Monday, February 14, 2011

Top-Down vs. Bottom-Up Agile

Now, the systems thinker inside me knows that both top-down and bottom-up are just local optimizations. The correct (or at least better answer) lies somewhere in the middle. Surprise! Like most things in life, balance is better :) It’s also very likely that the decision of how much to one side or the other is dependent on the context of the given organization. Dang it! No one-size-fits-all solution again!

Interestingly, I’ve never actually experienced what I would consider a true top-down agile transformation. Oh sure, I’ve been at places where managers, directors, and even executives say all the right words, but when push comes to shove, it’s usually business as usual; pushing forward to hit some arbitrary date or BDUF in Scrum clothing or some other nonsense...folks just determined to not understand how software development actually works.

In many of the top-down scenarios I’ve seen or heard of, the dev teams feel as if some new silver bullet process is being forced on to them. Here we go again, the big wigs found something shiny in the latest trade magazine while they were on the pot and now we all gotta learn new words and have new meetings just to keep doing the same ole thing.

Unfortunately, bottom-up or grass-roots initiatives don't seem that much better. Sure the teams may have adopted some better engineering practices such as TDD, pair programming or continuous integration, but to what end? The business is usually still some level of disengaged from the team; or the organization as a whole hasn’t adapted to produce a constant flow of value through its high performing software teams.

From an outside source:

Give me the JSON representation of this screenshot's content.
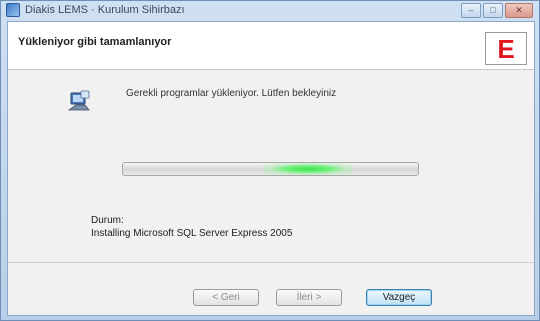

Eventually it seems, if the teams become high performing, the team members realize that the bottlenecks to creating value lie outside their sphere of control and then get frustrated. This tends to lead individuals down one of two paths: either find a new employer or become detached from the organization and slump back into a zombie-like status quo.

Which one is better?
Obviously neither! I guess if you forced me to choose, I’d pick bottom-up as the lesser of two evils...but that’s just because I have seen and heard of too many botched top-down, process-driven, prescribed, checklist style agile transformations. At least with bottom-up something of value is created whereas with a botched top-down it’s usually just wasteful. Also, with some luck, maybe some mid-level or senior leader may realize how to actually get something done with these locally optimized high performing teams.

So what to do?
As indicated above, the answer lies in the middle. The perfect situation would have the enthusiasm and inertia of a bottom-up style transformation with the trusting top-down support needed to create an environment in which the transformation can flourish.

Sounds like a pipe dream, I know...but it makes sense right? We are basically saying that to even have a chance of optimizing the whole, everyone from every layer of the organization has to be involved. Anything else will be a sub-optimization. Everybody must question the status quo, empower the most appropriate nodes of responsibility and above all continually reflect, learn, and adapt.

It is in this way the transformation will be successful. Oh, by the way...what exactly are we transforming? Software development; from a necessary evil into a competitive advantage!

1 comment:

  1. Matt,
    I would consider the last situation you mentioned as being the "bottom up" people are looking for. I think it's up to the developers to come up with ideas and methods to make their team more successful, not the management. All the management needs to do is be receptive to new ways of delivering software and communicate that throughout the organization.

    Therefore, I think the initiative lies squarely on the team's shoulders. If you aren't constantly learning about your craft and experimenting with new methods, you're falling behind. The only real problem is when management is truly against this type of thinking, and, to some degree, this could be a marketing problem on your end. Your team needs to prove why it's more efficient the way you're proposing.

    Now, sure, it can be the case that management won't change, and it seems the only way is out. However, I think most organizations want to move with the times,and the right marketing skills from the team can be convincing enough to get a shot. Actually succeeding when you get that shot, is another matter ;)